## What the task requires:
Go through the material and copy each line that includes "true".

## Listed entries:

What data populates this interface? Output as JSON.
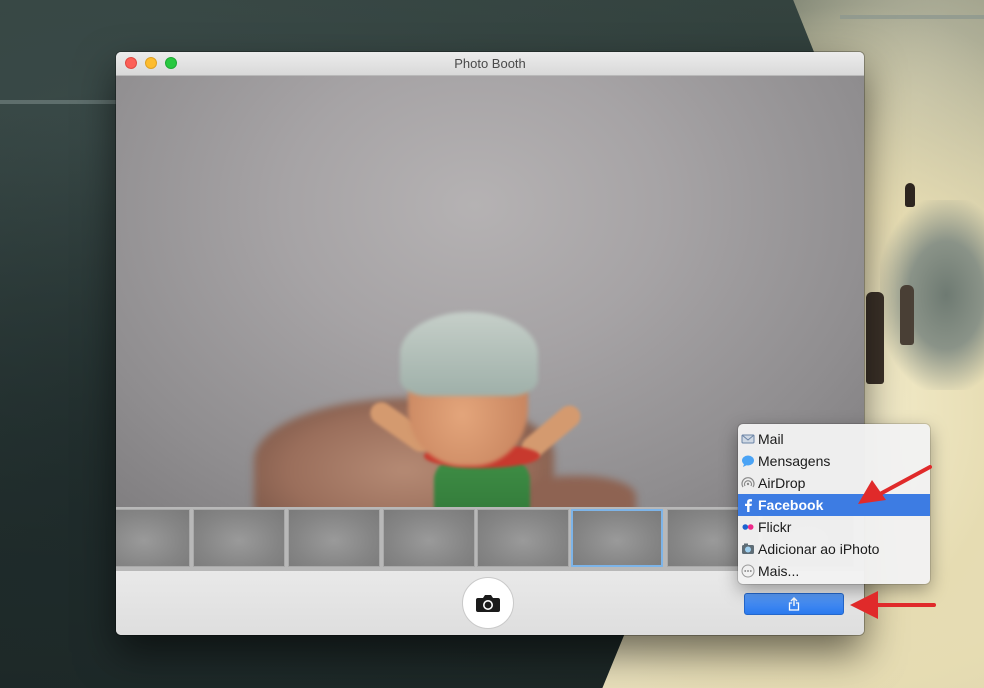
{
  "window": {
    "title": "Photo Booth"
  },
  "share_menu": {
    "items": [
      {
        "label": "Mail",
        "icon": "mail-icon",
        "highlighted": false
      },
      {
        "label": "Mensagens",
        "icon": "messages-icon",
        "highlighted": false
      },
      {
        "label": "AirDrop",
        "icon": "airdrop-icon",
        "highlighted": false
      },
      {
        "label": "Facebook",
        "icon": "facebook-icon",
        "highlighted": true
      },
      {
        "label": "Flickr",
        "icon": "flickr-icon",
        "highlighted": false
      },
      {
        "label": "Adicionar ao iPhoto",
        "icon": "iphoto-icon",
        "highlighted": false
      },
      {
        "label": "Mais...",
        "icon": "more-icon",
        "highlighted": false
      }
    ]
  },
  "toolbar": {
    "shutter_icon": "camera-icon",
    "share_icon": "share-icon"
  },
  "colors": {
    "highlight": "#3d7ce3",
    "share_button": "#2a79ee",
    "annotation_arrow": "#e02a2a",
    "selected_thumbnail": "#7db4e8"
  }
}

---

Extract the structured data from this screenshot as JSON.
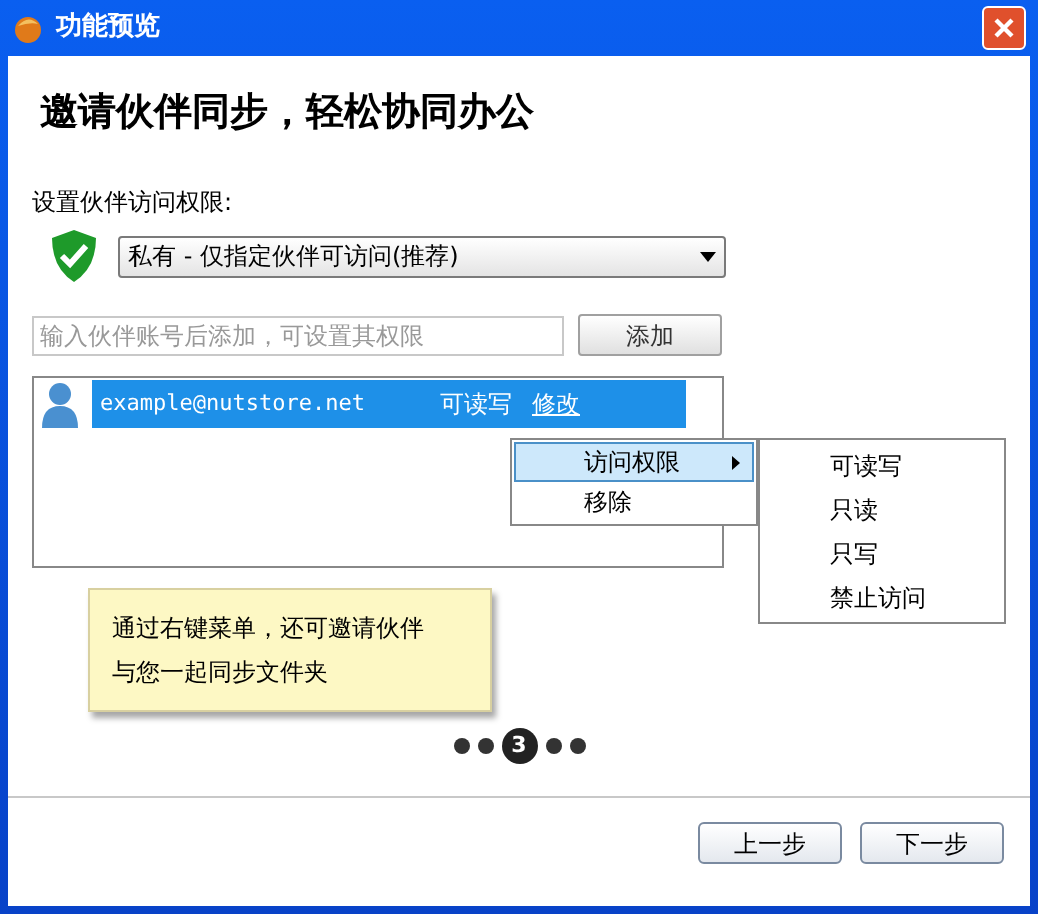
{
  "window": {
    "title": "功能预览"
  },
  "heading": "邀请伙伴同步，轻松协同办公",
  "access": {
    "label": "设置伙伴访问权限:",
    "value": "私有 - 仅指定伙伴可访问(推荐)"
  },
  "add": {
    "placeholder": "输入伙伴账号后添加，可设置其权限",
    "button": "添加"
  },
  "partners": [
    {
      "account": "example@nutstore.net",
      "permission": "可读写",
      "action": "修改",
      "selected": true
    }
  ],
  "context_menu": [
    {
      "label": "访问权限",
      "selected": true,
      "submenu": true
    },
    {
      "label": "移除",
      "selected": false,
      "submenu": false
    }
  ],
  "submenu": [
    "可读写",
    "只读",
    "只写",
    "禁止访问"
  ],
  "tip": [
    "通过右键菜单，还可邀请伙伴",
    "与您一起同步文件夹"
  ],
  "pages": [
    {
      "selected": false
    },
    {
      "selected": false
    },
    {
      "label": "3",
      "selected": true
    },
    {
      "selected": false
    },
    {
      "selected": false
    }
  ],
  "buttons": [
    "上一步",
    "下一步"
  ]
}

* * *

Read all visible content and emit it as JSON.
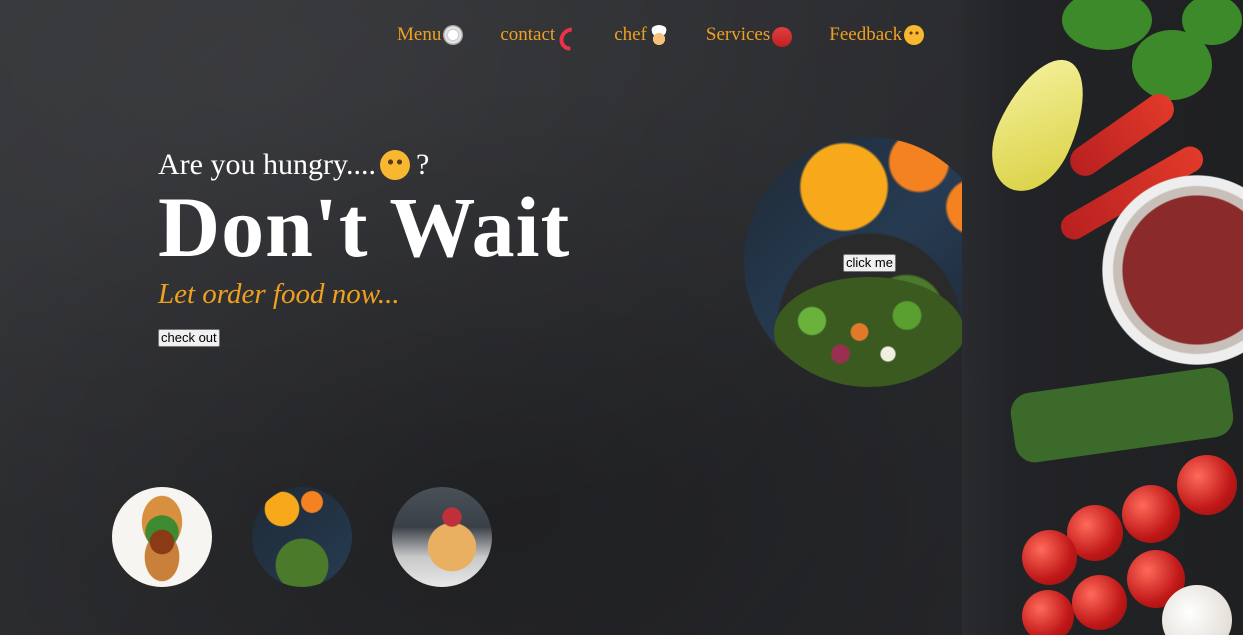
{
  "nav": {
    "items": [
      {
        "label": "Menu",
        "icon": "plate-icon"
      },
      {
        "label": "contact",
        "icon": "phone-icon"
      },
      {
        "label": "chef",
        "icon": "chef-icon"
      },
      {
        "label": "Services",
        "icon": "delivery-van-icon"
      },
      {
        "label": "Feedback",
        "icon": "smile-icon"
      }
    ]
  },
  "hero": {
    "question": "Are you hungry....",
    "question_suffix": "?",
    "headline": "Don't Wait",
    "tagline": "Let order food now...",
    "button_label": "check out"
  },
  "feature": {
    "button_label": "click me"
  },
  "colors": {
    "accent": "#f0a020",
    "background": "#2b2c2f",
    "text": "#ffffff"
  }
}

## Your solution:
        "highlighted": true
      "selected": true
      "selected": true,
      "submenu": true
      "selected": true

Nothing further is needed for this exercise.